Mart van de Wege
I bought this game about 2 months ago and had the opportunity to play it a couple of times in quick succession, explaining it to other new players at the same time. I found it to be a fairly fast-playing game that is a lot of fun to play, and is reasonably friendly to casual players
The game works as follows: In the center of the table a ring-shaped Star token is placed, and inside the ring you place 5 energy tokens (yellow plastic crystals) per player, up to 20 for the maximum for players.
Right next to the Star four randomly drawn planets are placed equidistantly, and then moving outward, starting at each Planet, making a shape of four rays pointing away from the star, between 3 and 5 (depending on number of players) Space Tiles, face down. Each player also receives three of these Space Tiles and keeps them secret from the other players. I'll cover their function later.
A Black Hole, Solar Storm, and Creation tile are placed, and markers are piled upon them depending on the number of players.
Two Planet markers are drawn and put down, forming two Planet Reserve Piles.
Finally, the remaining crystal resource markers, yellow for Energy, clear for Gas and blue for Water are laid down in piles on the table, representing the resources in the system.
Each player then proceeds with their turn. They start with adding a Planet, either taking the top one from one the Reserve Piles, or drawing two, playing one and adding the other to one of the Reserve Piles. This nets the player one Energy resource from the Star, and two resourced from the cloud, depending on what Planet is played and where it is played. The Star thus acts as a turn counter: when the final Energy marker is drawn from it, the game ends.
After placing the Planet, the player can then add Life to any planets in the system, with a resource cost between 1 and 3 resources, which ones depending on the Planet where you are placing life. Life comes in two types: simple life, netting 1 point per Life cube per resource cost, or Species cylinders, netting 5 points per per resource cost (so a planet with a Life resource cost of 3 scores 15 points with a Species on it, whereas 3 Life cubes on a 2 resource planet is 6 points, and so on). Life can be upgraded to Species at any time, subject to the rule that this cannot be done in the same turn.
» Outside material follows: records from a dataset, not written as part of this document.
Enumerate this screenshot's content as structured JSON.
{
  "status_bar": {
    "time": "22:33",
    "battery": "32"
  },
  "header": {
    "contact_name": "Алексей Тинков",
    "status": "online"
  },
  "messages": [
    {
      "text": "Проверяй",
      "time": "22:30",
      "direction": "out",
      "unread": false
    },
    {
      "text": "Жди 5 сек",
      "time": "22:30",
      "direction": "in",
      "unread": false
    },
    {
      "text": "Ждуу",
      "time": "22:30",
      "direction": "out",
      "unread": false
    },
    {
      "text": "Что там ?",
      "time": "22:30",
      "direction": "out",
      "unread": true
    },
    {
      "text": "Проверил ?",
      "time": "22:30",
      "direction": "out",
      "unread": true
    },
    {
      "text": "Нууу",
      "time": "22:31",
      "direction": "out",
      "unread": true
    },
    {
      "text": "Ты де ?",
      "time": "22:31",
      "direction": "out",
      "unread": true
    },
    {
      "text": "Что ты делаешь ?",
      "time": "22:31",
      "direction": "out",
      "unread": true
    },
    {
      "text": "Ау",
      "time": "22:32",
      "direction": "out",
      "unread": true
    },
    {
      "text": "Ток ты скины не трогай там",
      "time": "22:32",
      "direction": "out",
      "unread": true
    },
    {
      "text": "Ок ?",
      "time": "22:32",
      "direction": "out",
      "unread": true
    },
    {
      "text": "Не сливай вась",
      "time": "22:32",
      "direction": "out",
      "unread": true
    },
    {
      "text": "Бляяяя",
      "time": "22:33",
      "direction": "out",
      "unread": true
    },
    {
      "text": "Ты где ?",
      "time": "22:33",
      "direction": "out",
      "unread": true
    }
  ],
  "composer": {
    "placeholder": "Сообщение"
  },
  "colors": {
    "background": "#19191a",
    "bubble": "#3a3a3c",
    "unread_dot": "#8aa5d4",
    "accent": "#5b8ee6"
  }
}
The player can also play his Space Tiles in this phase, either for accomplishing the goal set out on the tile (like developing a Species on 2 water worlds) and scoring the points for that tile or for the special effect on the Tile, which ranges from 'take 2 free resources' to 'all planets in the same orbit now pay one more resource for Life'. Playing for effect is paid for by taking a Solar Flare or Black Hole token, with the last player taking such a token triggering a detrimental effect that hits all players.
Placing life also nets you a Stimulation marker from the Creation tile, and when this runs out everyone turns in their Stimulation markers for free resources at a 2:1 ratio.
Play continues until the Star runs out, after which the Life scores are totalled, the Goal points added and the highest score wins.
The hardest part, and the stumbling block for new players is keeping track of the Goals and effects of the Space tiles. Each player gets a handy reference card with these spelled out, but it takes some time to get your head around the best way to play Space Tiles. This I found to be the weak spot in the game; new players take a lot of time reading up on what they can do, and with those subject to AP this will slow things down.
Overall that's a minor nit. The reference cards themselves are models of clarity, and the icons on the action parts of the Space Tiles are clear and obvious after a few rounds.
Conclusion: a nice game that needs some care in explaining, but then is playable within an hour and is a lot of fun. There is plenty of interaction in the effects of the space tiles, and the theme is fairly unique. It also looks gorgeous in play.
Thanks for your nice review! We are glad you enjoy Exoplanets!